Are humble leaders the key to good engagement?

Internal communication has a central role in helping both managers and employees handle change. We asked Stacy Gibbs, a Senior Account Manager for Internal Communications at the Home Office, to share her thoughts with us.

Humble leaders can be the key to good engagement

The rules in business have changed. No longer do we assume our leaders have all the answers in the workplace. Teams should be able to help shape their work, explore new ideas and own the changes.

When this is in place, it can lead to some pretty powerful and sometimes surprising results. Staff report being happier knowing that they are being listened to and that their ideas matter.

According to Daniel L. Cable’s book, ‘Alive at Work’, leaders should be humble and conscious of their actions and the shadow they cast. Research shows that good leaders listen more effectively, inspire great teamwork and focus everyone on the organisational goals. The phrase ‘actions speak louder than words’ is hugely important as people follow what you do, not what you say. But it’s equally important for leaders to look after themselves first before others and that includes focusing on their own health and wellbeing.

The environment that we work in can also affect how employees feel about an organisation. Over the last few decades, policies, targets and performance management processes in large organisations have controlled what we do and how we work. This stifles our creativity and the intrinsic nature in humans that wants to learn, explore and seek new things.

Fight or flight

As we inevitably face changes at work our fight or flight response kicks in. We move to a ‘threat’ response, where blood is diverted away from our prefrontal cortex – the front part of our brain which is important for thinking, decision-making and emotional control.

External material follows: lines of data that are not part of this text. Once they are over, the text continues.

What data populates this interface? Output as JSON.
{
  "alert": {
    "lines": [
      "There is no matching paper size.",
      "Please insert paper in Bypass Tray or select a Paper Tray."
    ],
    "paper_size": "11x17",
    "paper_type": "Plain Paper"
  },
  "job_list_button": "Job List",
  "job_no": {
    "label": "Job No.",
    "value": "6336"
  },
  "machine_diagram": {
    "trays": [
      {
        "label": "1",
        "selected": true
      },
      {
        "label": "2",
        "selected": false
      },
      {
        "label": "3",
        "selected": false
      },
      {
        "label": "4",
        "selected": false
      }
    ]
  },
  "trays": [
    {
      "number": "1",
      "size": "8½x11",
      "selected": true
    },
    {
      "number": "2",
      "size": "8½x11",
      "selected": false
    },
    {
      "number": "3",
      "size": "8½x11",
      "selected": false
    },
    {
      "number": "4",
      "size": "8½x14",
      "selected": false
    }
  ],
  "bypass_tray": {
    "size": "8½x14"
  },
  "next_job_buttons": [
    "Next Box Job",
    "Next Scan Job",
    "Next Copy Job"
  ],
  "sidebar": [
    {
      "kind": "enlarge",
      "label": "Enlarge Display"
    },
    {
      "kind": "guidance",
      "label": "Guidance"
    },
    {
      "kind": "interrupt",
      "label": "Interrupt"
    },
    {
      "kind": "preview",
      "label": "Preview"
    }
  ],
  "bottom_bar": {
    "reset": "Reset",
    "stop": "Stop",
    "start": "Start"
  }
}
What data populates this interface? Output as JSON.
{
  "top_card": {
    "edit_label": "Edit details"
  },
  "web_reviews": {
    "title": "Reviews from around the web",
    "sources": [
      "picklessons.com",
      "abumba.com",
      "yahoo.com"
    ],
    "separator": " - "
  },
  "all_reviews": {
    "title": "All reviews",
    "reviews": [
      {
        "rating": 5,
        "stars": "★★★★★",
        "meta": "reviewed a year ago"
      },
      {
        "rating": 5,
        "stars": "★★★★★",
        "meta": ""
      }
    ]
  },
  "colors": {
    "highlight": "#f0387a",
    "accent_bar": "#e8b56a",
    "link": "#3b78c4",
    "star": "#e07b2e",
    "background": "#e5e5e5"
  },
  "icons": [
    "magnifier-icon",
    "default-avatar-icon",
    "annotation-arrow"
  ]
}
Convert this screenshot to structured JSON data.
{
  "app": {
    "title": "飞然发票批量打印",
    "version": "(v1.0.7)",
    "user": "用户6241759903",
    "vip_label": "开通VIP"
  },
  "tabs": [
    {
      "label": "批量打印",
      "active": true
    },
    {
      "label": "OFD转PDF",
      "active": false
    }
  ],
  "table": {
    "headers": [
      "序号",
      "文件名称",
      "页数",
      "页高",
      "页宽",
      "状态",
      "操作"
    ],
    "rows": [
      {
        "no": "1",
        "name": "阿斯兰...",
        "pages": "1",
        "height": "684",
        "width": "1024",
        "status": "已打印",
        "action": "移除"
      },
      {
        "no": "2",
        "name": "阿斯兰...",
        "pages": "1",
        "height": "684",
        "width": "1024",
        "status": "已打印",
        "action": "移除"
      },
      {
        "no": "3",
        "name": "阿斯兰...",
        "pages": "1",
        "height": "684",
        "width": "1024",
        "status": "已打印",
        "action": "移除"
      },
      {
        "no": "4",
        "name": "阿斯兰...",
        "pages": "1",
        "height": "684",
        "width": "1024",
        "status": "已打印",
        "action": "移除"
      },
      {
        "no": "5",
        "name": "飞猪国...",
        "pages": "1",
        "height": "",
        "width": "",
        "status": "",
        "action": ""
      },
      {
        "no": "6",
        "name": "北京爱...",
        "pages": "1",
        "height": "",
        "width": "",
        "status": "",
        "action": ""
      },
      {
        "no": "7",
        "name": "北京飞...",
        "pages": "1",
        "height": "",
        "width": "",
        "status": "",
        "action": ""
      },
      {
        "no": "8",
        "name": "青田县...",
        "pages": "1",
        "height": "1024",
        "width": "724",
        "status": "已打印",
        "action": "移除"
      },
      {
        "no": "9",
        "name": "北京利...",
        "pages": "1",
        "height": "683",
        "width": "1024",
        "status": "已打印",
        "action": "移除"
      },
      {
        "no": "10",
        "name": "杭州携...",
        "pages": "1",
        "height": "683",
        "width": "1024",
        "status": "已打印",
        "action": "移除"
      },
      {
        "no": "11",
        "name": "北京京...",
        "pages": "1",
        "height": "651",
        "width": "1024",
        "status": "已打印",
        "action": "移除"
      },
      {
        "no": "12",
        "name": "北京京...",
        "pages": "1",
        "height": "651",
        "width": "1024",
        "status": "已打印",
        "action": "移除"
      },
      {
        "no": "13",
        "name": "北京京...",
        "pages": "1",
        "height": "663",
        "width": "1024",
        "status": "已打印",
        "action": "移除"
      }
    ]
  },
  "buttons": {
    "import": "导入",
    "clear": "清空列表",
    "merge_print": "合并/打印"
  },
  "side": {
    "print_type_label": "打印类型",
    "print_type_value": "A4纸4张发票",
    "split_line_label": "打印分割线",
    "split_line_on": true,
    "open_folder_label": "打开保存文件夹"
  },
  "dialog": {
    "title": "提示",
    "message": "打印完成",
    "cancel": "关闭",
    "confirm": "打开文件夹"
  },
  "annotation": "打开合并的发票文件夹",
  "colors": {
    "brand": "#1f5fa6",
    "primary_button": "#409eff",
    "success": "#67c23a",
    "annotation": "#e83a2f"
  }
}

This can lead to us seeing the workplace as more hostile than it actually is and can cause a significant drop in performance. If a threat state is not managed well, it impacts our ability to think and rationalise.

So, what can we do to overcome this? In business we can’t avoid change but we can minimise the impact of it. The Institute of Internal Comms run a masterclass on the neuroscience of behaviour change and encourage the use of the SCARF model to guide communications professionals on how people could react to things. It reminds us that, as individuals, we all need to receive information differently and there is no one-size-fits-all approach.

Lowering the ‘threat’ response

The more we can support our teams and organisations to prepare for and handle change the better. Those who experience a lower threat response are better equipped to handle new concepts, different views, and to accept new people. Any fundamental business change needs to have a decent lead-in time allowing people to understand the impact of what it means to them. It’s important to break down the details into meaningful chunks. This helps people to digest the information.

When things are done well, employees are better equipped to be an active part of the journey with an improved ability to think, function and be creative. Setting short-term achievable goals, celebrating past achievements, giving praise and recognition, having fun and providing a level of certainty are all good ways to offer the best environment for colleagues to be the most engaged and fulfilled at work. And internal communications plays a fundamental role in that.